Bill Rago (DeVito) is a divorced advertising executive down on his luck. When he loses his job in Detroit, the unemployment agency finds him a temporary job: teaching a class at a nearby U.S. Army training base, Fort McClane.
Initially unenthusiastic, Rago finds that he has only six weeks to teach a group of "squeakers," or low achievers, the basics of comprehension and use of English language. Most of the soldiers are only semi-literate and equally unenthusiastic.
Unable to connect with his pupils and desperate to spark their interest, Rago quotes from his favorite play, Hamlet by William Shakespeare. They are unfamiliar with it (or even the concept of a "play") and a small initial spark of interest is generated. He casts each student as a character in a classroom reading, then takes everyone on a field trip to a live performance by professionals. He introduces them to Shakespeare's Henry V as well.

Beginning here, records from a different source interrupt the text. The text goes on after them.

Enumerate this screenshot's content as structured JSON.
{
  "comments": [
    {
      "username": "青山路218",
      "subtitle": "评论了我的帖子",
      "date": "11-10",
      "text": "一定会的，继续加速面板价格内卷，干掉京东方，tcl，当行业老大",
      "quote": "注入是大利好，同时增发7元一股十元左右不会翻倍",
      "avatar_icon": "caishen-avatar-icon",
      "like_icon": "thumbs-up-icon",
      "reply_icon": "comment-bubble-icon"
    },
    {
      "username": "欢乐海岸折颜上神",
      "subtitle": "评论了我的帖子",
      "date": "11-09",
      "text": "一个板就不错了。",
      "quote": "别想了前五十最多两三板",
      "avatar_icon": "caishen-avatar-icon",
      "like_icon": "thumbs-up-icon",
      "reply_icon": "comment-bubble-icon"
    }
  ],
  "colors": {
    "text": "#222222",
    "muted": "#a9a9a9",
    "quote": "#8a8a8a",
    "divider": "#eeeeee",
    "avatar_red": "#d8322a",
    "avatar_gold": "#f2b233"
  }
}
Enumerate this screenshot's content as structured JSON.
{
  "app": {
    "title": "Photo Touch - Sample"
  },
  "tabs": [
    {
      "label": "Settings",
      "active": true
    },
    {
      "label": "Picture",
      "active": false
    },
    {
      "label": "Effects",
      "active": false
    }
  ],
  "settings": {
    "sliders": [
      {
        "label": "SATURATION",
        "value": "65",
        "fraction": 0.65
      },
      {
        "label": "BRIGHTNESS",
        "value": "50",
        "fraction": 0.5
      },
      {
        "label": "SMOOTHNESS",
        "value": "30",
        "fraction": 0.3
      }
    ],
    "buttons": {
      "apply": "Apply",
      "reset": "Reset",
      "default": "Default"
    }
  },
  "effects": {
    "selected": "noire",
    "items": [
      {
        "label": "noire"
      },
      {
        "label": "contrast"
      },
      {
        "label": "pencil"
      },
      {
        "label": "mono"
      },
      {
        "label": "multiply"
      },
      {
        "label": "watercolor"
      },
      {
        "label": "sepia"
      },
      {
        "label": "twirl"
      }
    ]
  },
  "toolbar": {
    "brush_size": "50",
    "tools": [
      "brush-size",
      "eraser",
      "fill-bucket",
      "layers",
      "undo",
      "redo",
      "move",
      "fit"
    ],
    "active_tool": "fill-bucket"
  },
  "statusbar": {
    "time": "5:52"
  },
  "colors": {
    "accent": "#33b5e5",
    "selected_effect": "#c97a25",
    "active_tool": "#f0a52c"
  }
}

Despite the disapproval of their hard-as-nails Drill Sergeant Cass (Hines), and the loss of one of the trainees, who is revealed as a drug dealer hiding under an assumed identity, Rago sets an end-of-term oral examination. Even the friendly Capt. Murdoch in charge of the project doesn't expect the soldiers to pass Rago's class, adding that if they fail, they will be discharged from the Army. Hobbs wrote a letter to Rago and Murdoch about their inspiration and he was the first prison inmate to read a book about Shakespeare in the prison library. The prison is letting him out pretty soon to take college classes and a good recommendation to the judge about his service in the army to give him a commuted sentence.
While on duty, on a dare from Cass in front of other men, one of the soldiers recites the St. Crispin's Day Speech by King Henry V while in full combat gear in the middle of a rainstorm during a night exercise; the speech moves even the hardened Sgt. Cass. The students then all pass Rago's class, with flying colors.
Rago meets and dates Marie, another soldier in the records department, who helps him do some investigation before the base's graduation ceremony. It results in one of his students being awarded a medal his father was to have been given posthumously, after he was killed in Vietnam.
As the proud soldiers march at their passing-out parade, Rago is saluted by his "graduates." He signs on to continue teaching soldiers-in-training.